Firstly, you will have noticed the new name. Tarvos is a derivation of Taurus and the change has been necessary in order to enable us to register the name as a unique trade mark in the financial services sector. Rest assured the underlying business, and people within it, are still the same. We are however adding a further member of staff this month, Linda, and I am sure that many of you will get to meet Linda over the next few years.
Apart from the name change, this letter coincides with the inaugural speech of the new Governor of the Bank of England, Mark Carney. I thought that it would be an opportune time to update you all on my views of the economy, and whether we are still in dire straights or are well on the road to recovery.
In the past the Bank of England has often bemoaned the fact that it has one enemy to attack (inflation), and one blunt instrument with which to bludgeon it (interest rates). In many ways this will not change, however Mr Carney brings with the job a higher degree of openness and a new slant. He will now look at key indicators for the economy, particularly jobless figures before moving interest rates. If that means that inflation moves up somewhat in the meantime, then he will probably allow that, rather than increasing interest rates, which would curtail any hope of recovery. The jobless total, currently 7.8%, will be used as a measure and Carney has indicated that until the percentage of unemployed falls below 7%, the Bank of England will not be looking to raise interest rates, and possibly not even then.
So what does this mean for you our clients?

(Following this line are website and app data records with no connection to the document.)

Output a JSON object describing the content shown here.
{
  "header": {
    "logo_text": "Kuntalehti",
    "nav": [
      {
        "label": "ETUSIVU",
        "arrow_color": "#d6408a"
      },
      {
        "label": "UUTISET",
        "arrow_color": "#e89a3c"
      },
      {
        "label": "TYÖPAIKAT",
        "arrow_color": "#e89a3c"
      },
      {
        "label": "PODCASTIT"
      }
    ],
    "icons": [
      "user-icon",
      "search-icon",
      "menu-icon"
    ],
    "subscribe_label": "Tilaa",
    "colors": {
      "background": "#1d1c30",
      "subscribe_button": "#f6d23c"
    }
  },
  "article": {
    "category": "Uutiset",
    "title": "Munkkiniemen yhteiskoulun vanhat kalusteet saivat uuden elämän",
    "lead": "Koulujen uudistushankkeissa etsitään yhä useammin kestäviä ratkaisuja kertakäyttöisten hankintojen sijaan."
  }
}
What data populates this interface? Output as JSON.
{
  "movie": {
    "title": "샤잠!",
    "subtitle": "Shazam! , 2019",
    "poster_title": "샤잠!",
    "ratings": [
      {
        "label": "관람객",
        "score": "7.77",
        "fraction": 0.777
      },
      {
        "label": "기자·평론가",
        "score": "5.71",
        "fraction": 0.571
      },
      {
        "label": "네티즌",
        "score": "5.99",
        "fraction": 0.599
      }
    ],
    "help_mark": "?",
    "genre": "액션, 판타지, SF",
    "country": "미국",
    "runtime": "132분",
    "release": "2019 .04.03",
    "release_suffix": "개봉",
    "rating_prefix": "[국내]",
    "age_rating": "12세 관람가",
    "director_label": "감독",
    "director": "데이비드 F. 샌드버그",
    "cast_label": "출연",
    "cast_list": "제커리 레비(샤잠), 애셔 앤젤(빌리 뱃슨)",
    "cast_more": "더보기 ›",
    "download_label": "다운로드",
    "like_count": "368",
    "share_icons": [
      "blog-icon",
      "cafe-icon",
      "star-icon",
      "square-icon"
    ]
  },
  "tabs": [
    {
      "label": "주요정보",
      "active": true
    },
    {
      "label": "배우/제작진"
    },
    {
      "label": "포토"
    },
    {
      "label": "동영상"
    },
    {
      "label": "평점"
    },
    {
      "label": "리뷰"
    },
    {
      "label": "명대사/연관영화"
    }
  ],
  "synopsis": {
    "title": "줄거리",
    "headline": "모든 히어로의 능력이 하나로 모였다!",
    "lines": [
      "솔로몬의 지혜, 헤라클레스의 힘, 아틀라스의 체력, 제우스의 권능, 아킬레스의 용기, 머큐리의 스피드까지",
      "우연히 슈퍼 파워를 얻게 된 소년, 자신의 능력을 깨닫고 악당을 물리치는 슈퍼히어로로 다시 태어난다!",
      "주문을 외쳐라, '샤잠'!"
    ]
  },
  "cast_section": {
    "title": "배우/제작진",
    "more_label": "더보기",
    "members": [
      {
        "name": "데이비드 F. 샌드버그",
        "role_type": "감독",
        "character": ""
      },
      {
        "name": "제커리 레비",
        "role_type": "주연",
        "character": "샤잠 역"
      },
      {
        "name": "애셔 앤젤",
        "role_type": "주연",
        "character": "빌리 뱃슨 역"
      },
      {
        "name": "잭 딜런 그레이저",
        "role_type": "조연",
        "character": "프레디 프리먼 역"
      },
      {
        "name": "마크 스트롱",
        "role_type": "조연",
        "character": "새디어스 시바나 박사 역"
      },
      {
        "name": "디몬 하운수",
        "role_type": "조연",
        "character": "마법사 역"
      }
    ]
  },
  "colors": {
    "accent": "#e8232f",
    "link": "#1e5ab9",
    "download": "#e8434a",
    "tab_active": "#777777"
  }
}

Clearly the economic recovery and getting people back into work will be top of the agenda. This means that ensuring that savers get a better rate on their deposits will not even be considered. Indeed it is not in the interests of the Government of the Bank of England that savers sit with money in cash for any length of period. Therefore for the short term, probably for the medium and maybe even for the longer term, those looking for growth on their invested money and/or income, will need to look elsewhere.
We spend a great deal of time looking at interest rates for our elderly clients and trusts and since the speech there has been a distinctive rate move downwards. Added to this inflation (CPI) fell to 2.8%, with only rising fuel prices keeping it this high. The bottom line is that all efforts are focussed on ensuring the economy moves out of recession in a steady fashion.
The other big story over the past couple of weeks has been the apparent emergence of the Eurozone from its biggest recession since 1999. A recession is when the economy of a country or economies of a group of countries (Eurozone for example) contract for at least 2 quarters in row. The Eurozone had contracted for 7 quarters consecutively before growing 0.3% last quarter. Deeper examination shows that the core countries such as Germany and France advanced, but Spain, Italy and other peripheral countries still saw their economies contracting. Further indication that we are starting to see a two tier Europe with no real system for assisting the underperformers, unlike the USA.
Unless a way is found to deliver more integration there remains a risk that some members may pursue their own individual economic interests and go their separate ways. This, of course, could make the core countries stronger. Much will depend on political will.
So what does this mean as far as us advising on your portfolios? We are pulling out of recession slowly and so is Europe, but it is a fragile growth. We continue to believe that the correct strategy is a properly diversified portfolio. Also, as I have said to many people, there is no “no risk” solution nowadays. Deposit funds will fall in value against inflation, and are useless for income. However they are still the best for short term and emergency needs.
Me, Ruth and all of the team at Tarvos look forward to continuing to advise you for many years to come. Do please contact either Ruth or myself if you have any queries.